“The goal of this approach is to move quickly in development should a variant-specific vaccine be required,’’ the company said.
Biontech earlier said the new variant was significantly different from previously observed variants because it had additional mutations on the spike protein.
Meanwhile, the Nigerian Centre for Disease Control (NCDC) has called on Nigerians to continue to observe COVID-19 protocols against spread of the virus.
“The virus is more likely to spread where people gather and do not adhere to these measures. Therefore we appeal to business owners, religious leaders, and people in authority to take responsibility by ensuring people in their premises wear masks and adhere to physical distancing.

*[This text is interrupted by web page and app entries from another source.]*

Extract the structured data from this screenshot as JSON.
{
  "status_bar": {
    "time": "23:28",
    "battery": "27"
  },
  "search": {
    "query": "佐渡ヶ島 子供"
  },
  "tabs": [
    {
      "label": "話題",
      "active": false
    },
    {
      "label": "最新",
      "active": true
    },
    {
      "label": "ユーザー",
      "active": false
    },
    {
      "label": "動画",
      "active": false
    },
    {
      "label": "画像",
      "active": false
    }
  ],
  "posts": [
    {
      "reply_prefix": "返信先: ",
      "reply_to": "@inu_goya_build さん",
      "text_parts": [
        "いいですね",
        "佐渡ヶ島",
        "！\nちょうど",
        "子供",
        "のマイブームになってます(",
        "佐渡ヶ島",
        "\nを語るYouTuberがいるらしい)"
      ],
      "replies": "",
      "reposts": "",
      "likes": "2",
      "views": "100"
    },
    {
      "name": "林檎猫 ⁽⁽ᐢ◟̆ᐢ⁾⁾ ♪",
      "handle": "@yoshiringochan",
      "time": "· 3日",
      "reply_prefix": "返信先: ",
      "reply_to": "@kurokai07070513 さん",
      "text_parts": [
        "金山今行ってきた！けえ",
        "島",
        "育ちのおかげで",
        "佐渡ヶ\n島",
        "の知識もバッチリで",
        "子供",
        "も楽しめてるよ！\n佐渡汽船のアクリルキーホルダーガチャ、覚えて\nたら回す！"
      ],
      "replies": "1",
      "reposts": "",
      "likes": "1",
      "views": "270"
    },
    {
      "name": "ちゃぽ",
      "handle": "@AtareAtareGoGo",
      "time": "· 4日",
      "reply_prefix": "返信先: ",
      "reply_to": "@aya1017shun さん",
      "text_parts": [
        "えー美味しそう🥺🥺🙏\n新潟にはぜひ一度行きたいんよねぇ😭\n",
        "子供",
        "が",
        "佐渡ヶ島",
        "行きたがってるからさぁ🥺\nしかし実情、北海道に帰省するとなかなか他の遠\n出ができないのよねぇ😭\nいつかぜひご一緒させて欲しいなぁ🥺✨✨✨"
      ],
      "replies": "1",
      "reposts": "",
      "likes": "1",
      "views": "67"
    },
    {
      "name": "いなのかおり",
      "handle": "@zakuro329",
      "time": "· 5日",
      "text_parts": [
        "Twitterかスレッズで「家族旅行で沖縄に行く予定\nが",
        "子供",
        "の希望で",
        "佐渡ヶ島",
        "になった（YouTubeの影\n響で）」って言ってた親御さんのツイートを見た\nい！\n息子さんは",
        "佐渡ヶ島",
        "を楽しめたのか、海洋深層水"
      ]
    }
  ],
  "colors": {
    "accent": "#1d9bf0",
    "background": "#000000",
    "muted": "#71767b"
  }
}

“We are collectively responsible for our own health security including playing our part to reduce the risk of the importation or spread of the Omicron variant in Nigeria.
“We must do all we can to protect ourselves and our country.”
Omicron Variant: AfDB Postpones 2021 Africa Investment Forum
The African Development Bank (AfDB) group has postponed, indefinitely, the 2021 Africa Investment Forum (AIB) scheduled for December 1-3 in Abidjan, Cote d’Ivoire, until further notice.
President of AfDB, Dr Akinwumi Adesina, in a statement issued yesterday in Abidjan, said that the postponement was in relation to travel restrictions arising from the emergence of the Covid-19 Omicron variant.
He said that the postponement of the event followed consultations with the government of Côte d’Ivoire and the board of directors of AfDB.
According to him, the AIF is the premier investment marketplace for Africa.
“Several billion dollars of investment projects were scheduled for investment board rooms with project sponsors and investors at this edition of the AIF.
“Unfortunately, with rising global travel restrictions due to the Covid-19 Omicron variant, and heightened concerns for health and safety, it is necessary, regrettably, to postpone the event.
The health and safety of everyone comes first.
He said that the bank and the government of Côte d’Ivoire wished to thank previously expected participants and delegations and look forward to hosting the event at a future date.
“We sincerely regret all inconveniences to our esteemed and expected heads of state and government, participants, project sponsors, investors and government delegations.
The event, also referred to as ”AIF 2021 Market Days” was to be held in a hybrid format featuring physical and virtual participation.
With the theme: “Accelerating Transformative Investments in Africa”, it reflects the urgent need to attract greater inflows of private capital into business and investment across Africa, a need sharpened since the onset of the COVID-19 pandemic.
Opportunities to be showcased at the event were expected to drive Africa’s recovery from the COVID-19 pandemic.
A flagship initiative of the AfDB, the forum was launched in 2018 with seven other founding partners.
They are: Africa 50, the Africa Finance Corporation, the African Export-Import Bank, the Development Bank of Southern Africa, the Trade and Development Bank, the European Investment Bank and the Islamic Development Bank.